I probably would have stayed and played just for fun, but I had an engagement at the Velvet Tango Room for drinks with friends, and the celebration of the end of my wife’s stint in law school.

So what did I learn today?

Coiling Oracle
As good as advertised. The whole “showing your opponent” thing can be troublesome (I revealed both a Wildsize and a Convolute, which sorta took the surprise right out of them), and the 1/1 body is almost inevitably resigned to chump blockage duty, but hey. I don’t mind drawing a card or getting a land.

Sean McKeown been saying they’re good, as have other writers, and upon playing with them I agree.

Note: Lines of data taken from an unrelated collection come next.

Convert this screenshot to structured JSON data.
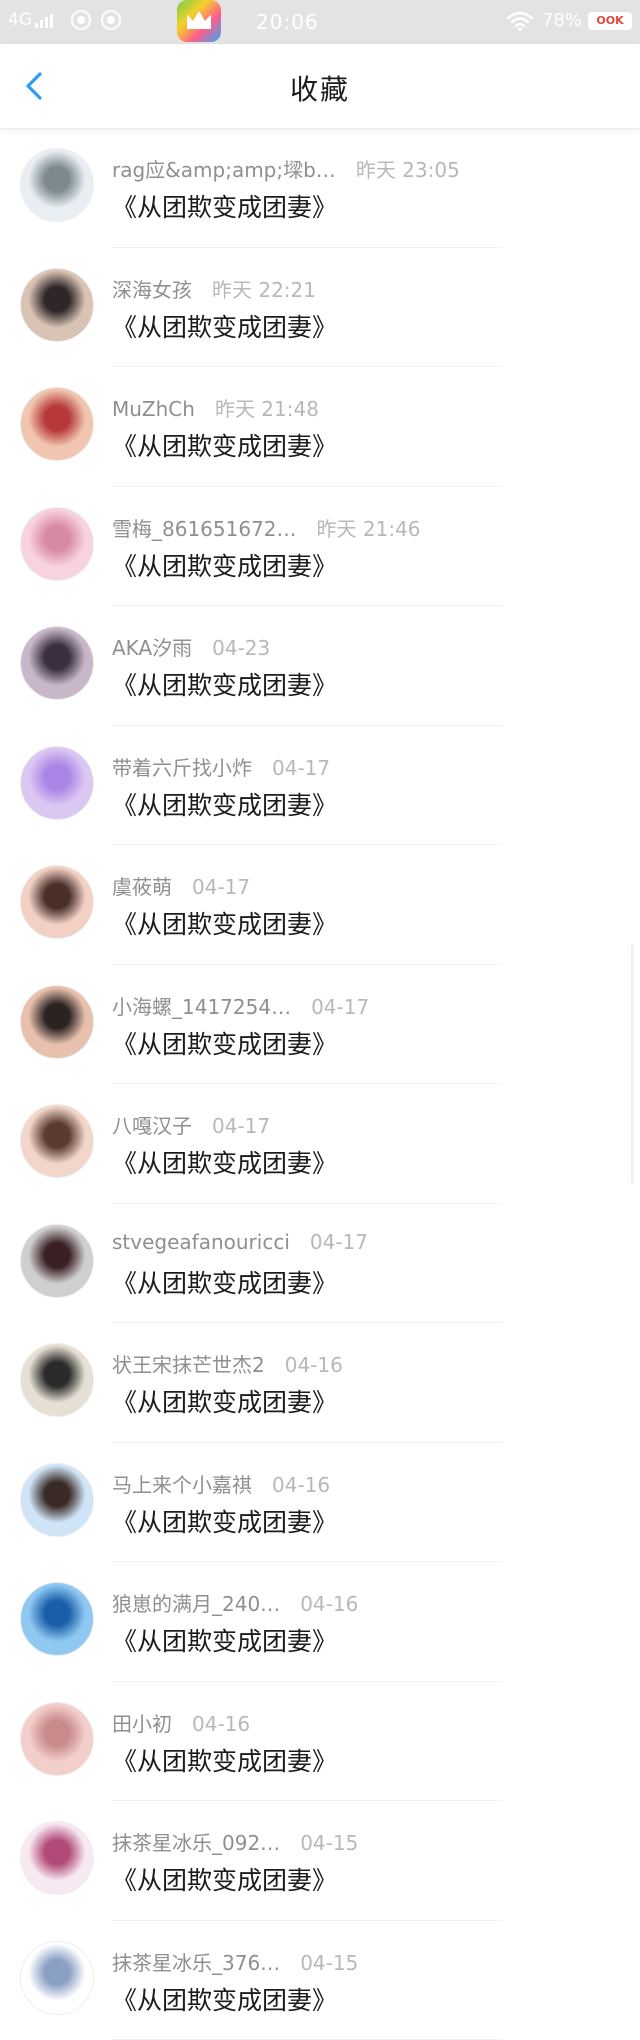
{
  "status_bar": {
    "network": "4G",
    "time": "20:06",
    "battery": "78%"
  },
  "header": {
    "title": "收藏"
  },
  "list": [
    {
      "name": "rag应&amp;amp;墚b…",
      "time": "昨天 23:05",
      "title": "《从团欺变成团妻》",
      "avatar_colors": [
        "#e9eef2",
        "#7c8a8f"
      ]
    },
    {
      "name": "深海女孩",
      "time": "昨天 22:21",
      "title": "《从团欺变成团妻》",
      "avatar_colors": [
        "#d9c3b5",
        "#2e2628"
      ]
    },
    {
      "name": "MuZhCh",
      "time": "昨天 21:48",
      "title": "《从团欺变成团妻》",
      "avatar_colors": [
        "#f0c6b0",
        "#b73838"
      ]
    },
    {
      "name": "雪梅_861651672…",
      "time": "昨天 21:46",
      "title": "《从团欺变成团妻》",
      "avatar_colors": [
        "#f7d3de",
        "#d98aa3"
      ]
    },
    {
      "name": "AKA汐雨",
      "time": "04-23",
      "title": "《从团欺变成团妻》",
      "avatar_colors": [
        "#c7b7c9",
        "#3b2f3f"
      ]
    },
    {
      "name": "带着六斤找小炸",
      "time": "04-17",
      "title": "《从团欺变成团妻》",
      "avatar_colors": [
        "#dcc7f3",
        "#a986e6"
      ]
    },
    {
      "name": "虞莜萌",
      "time": "04-17",
      "title": "《从团欺变成团妻》",
      "avatar_colors": [
        "#f2d1c4",
        "#4a2e28"
      ]
    },
    {
      "name": "小海螺_1417254…",
      "time": "04-17",
      "title": "《从团欺变成团妻》",
      "avatar_colors": [
        "#e8c1ae",
        "#2b2322"
      ]
    },
    {
      "name": "八嘎汉子",
      "time": "04-17",
      "title": "《从团欺变成团妻》",
      "avatar_colors": [
        "#f1d6c9",
        "#5a3b30"
      ]
    },
    {
      "name": "stvegeafanouricci",
      "time": "04-17",
      "title": "《从团欺变成团妻》",
      "avatar_colors": [
        "#cfcfcf",
        "#3a1f24"
      ]
    },
    {
      "name": "状王宋抹芒世杰2",
      "time": "04-16",
      "title": "《从团欺变成团妻》",
      "avatar_colors": [
        "#e6e0d4",
        "#2a2a2a"
      ]
    },
    {
      "name": "马上来个小嘉祺",
      "time": "04-16",
      "title": "《从团欺变成团妻》",
      "avatar_colors": [
        "#cfe4f6",
        "#3a2a26"
      ]
    },
    {
      "name": "狼崽的满月_240…",
      "time": "04-16",
      "title": "《从团欺变成团妻》",
      "avatar_colors": [
        "#8fc9f2",
        "#1a5ea8"
      ]
    },
    {
      "name": "田小初",
      "time": "04-16",
      "title": "《从团欺变成团妻》",
      "avatar_colors": [
        "#f3cfcc",
        "#c98a8a"
      ]
    },
    {
      "name": "抹茶星冰乐_092…",
      "time": "04-15",
      "title": "《从团欺变成团妻》",
      "avatar_colors": [
        "#f7e9f1",
        "#b14a7a"
      ]
    },
    {
      "name": "抹茶星冰乐_376…",
      "time": "04-15",
      "title": "《从团欺变成团妻》",
      "avatar_colors": [
        "#ffffff",
        "#8a9fc4"
      ]
    }
  ]
}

I only played with the mana Eidolon, which isn’t the strongest, but it came in handy in a bunch of places; “Oh, I’ll discard this to go down to seven after the second-turn Karoo” was a classic, as was the “I’ll discard it and another big creature to Compulsive Research to let my opponent think I’m mana-screwed, and then I’ll cast Dimir Doppleganger to return it and eat the huge fattie.”

I never even sent them into combat. But they were decent. I’ll be playing them from now on.

Novjien Sages
I never got to play them, but I sure looked at them a whole lot. And I kept asking myself: “If I do eventually get up to six mana, is this what I want to spend it on?” The answer was invariably no, since they were a large creature but their effect didn’t notably change the board beyond that. It’s decent, mind you, but I wouldn’t rank it awfully highly.

Leafdrake Roost
Given that I was playing a mana-hungry deck, I have no one but myself to blame for not cutting another card and going to seventeen lands. This is really, really powerful when it works, but it’s a pure late-game card, to be cast after you’ve stabilized. Whereas I kept drawing it when I needed to stave off a Moroii or a trio of 3/x fliers, which wasn’t quite enough to turn the tide.

That said, I’d include it every damn time. No questions asked. It’s a bomb, oh yeah Bob. But make sure you put in the lands to make it work.

Flash Foliage
I’m not sure whether this is good or not. I mean, it’s good to swing a little tempo in your favor, since it can pretty much block anything, and it does net you a card, meaning that it can fill a vital role when you’re down to the wire, looking to win a damage race. On the other hand, a 1/1 is never going to kill anything that you want to be blocking.

My gut tells me that since I never want to be in a situation where a single block is all that stands between me and victory, I do not want to play this card. My heart tells me that it’s a cool card and I should play it, meaning that my internal organs are now at war. Thanks, Flash Foliage.

Every bit as powerful as it looks. The perfect topdeck. As I witnessed when I saw a man being harried by….

Rix Maadi, Dungeon Palace
For the record, if your opponent is using this to keep your hand empty, do not play lands when you draw them. I saw a game that was lost in part because the guy had eight lands out, and every time he got a land he slapped it on the table. Whereas his opponent, who had three cards in hand, not only got to avoid spending 1BR that turn, but also did not have to drop a card of his own just to clear his opponent’s hand.

I’m just sayin’. That’s all.

Rakdos Ickspitter
In my Prerelease card notes, I had this to say:

“I hesitate to state the obvious, but there were a few kids who hadn’t picked up on it; if you have a Spitter and no creatures it can kill, zap them anyway and make your opponent lose life. It’s embarrassing to say this in public, but someone might not know.”

In fact, one game I witnessed went to time and the kid lost because — you guessed it — he forgot to hit his opponents’ creatures with the Ickspitter. Sometimes, it seems obvious, but people don’t see it.

Then again, I suppose a lot of what the pros see is obvious to them, and the things that I do would make them weep in shame. So it goes.

I know, I know, it’s a Guildpact card, but I’d never had it played against me. I always heard it was good, but it’s nice to see the rumor mill confirmed once in awhile.

The Weekly Plug Bug
This week’s Home on the Strange — which, if you may recall, is a comic I write detailing the lives of a couple of middle-aged nerds — deals with the difficulties involved in proper wish design. When the genie comes, will you be prepared?

Signing off,
The Ferrett
The Here Edits This Here Site Here Guy